So, today I’m starting to do just that. I recently connected with Gabriela Lozada, Public Relations Manager for the Minnesota United FC, to ask her a few questions about how she’s been feeling the last few weeks, what steps brands can take to address this issue, and how the PR industry can become more diverse in the years ahead.
First, I want to start with a simple question: How have you been feeling these last few weeks as a person of color here in Minneapolis?
Helpless, a little guilty and overwhelmed. So I’ve spent a lot of time looking at myself and the unconscious bias I have and how that relates to other communities and my own. As a person of color, I’m not absolved from bias and even within my own community, we struggle with classism and racism but we also face some of the same roadblocks from systemic racism as the African-American, Asian-American and indigenous communities.
What is your background, and how has that impacted how you’ve felt?
I was born in Venezuela and my family immigrated to the United States when I was six years old. While I’m proud of the work my family has done and the sacrifices my parents have made for us to be successful in this country as immigrants, I know that our journey is not one every immigrant shares and Hispanics work and fight for success just like every other community of color but the system is not set up for everyone to succeed. It’s almost like it’s set up for one community to succeed (beyond the white community) and one cause for people to support. Sometimes it feels like each community blames each other for not being able to rise above in this country. Minorities fight each other to succeed and fight each other for attention instead of working together for all to succeed. It’s unfair and enraging.
What action steps would you like to see brands and civic agencies take to start to put an end to systemic racism here in Minneapolis/St. Paul?
Finding leaders within minority communities and including them in the conversation of how our cities and state can be better, can create more opportunities for people of color, how to better our education system and improve the achievement gap. It starts there, with our youth.
Where do we start in making real progress in the PR industry? Because, as you well know, we don’t have the most diversity in our profession.
We can’t have leaders in this industry that are representative of minority communities if we don’t have people of color who work in this industry. Organizations like The BrandLab have the right idea, reaching students of color at younger ages, in high school and college and presenting marketing PR as a viable career option. In my family and culture, most people are doctors, engineers, educators and I never thought a career in communications was even an option. I do believe it’s about educating and recruiting students of color to help fill our industry with more representation. I’ve always enjoyed getting to know college students who are interested in making connections with professionals in this industry and even more so Hispanic students and finding ways to help guide them through their time in school and first couple years after graduation.
Any specific stories or examples come to mind of what this could look like?

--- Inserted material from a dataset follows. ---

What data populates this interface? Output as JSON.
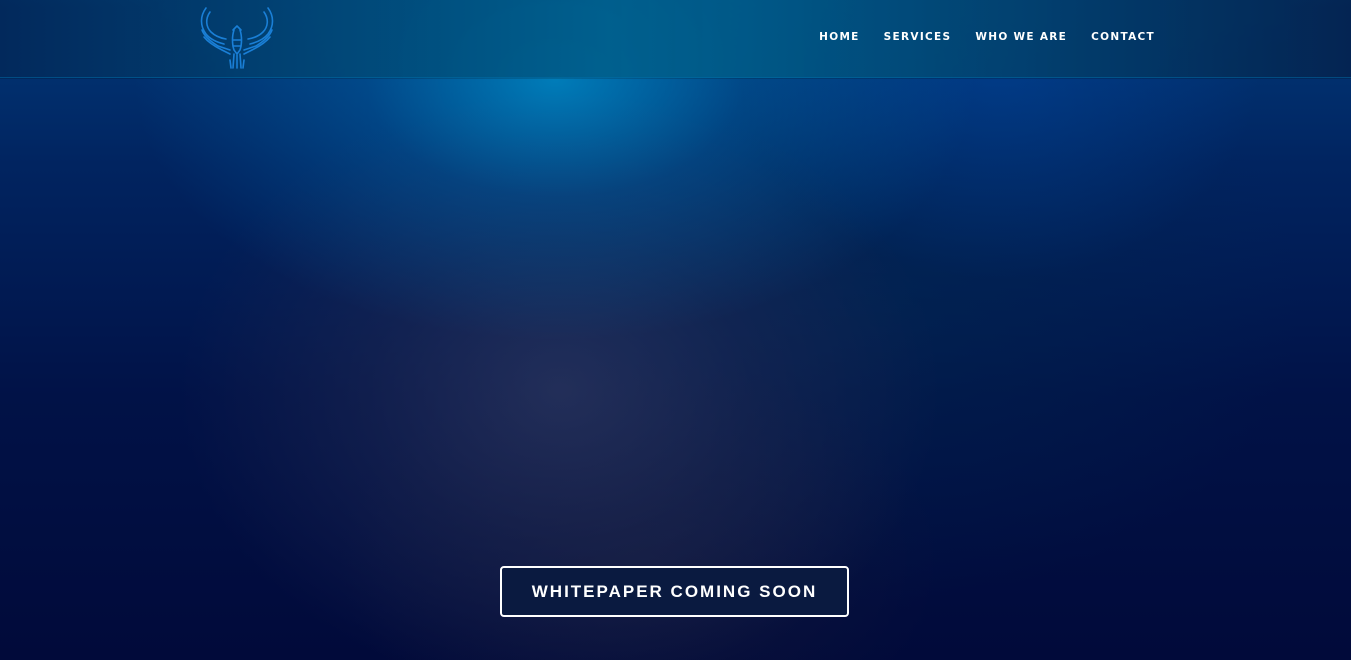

A couple years ago I met a Venezuelan PR student from the University of Minnesota. She reached out to me to connect and I saw myself in her and she was only a few years younger than me. I never had that while I was in school, someone who looked like me trying to succeed in this industry. We can’t hire people who don’t apply or don’t have the qualifications. Our industry can’t grow if we don’t reach our youth.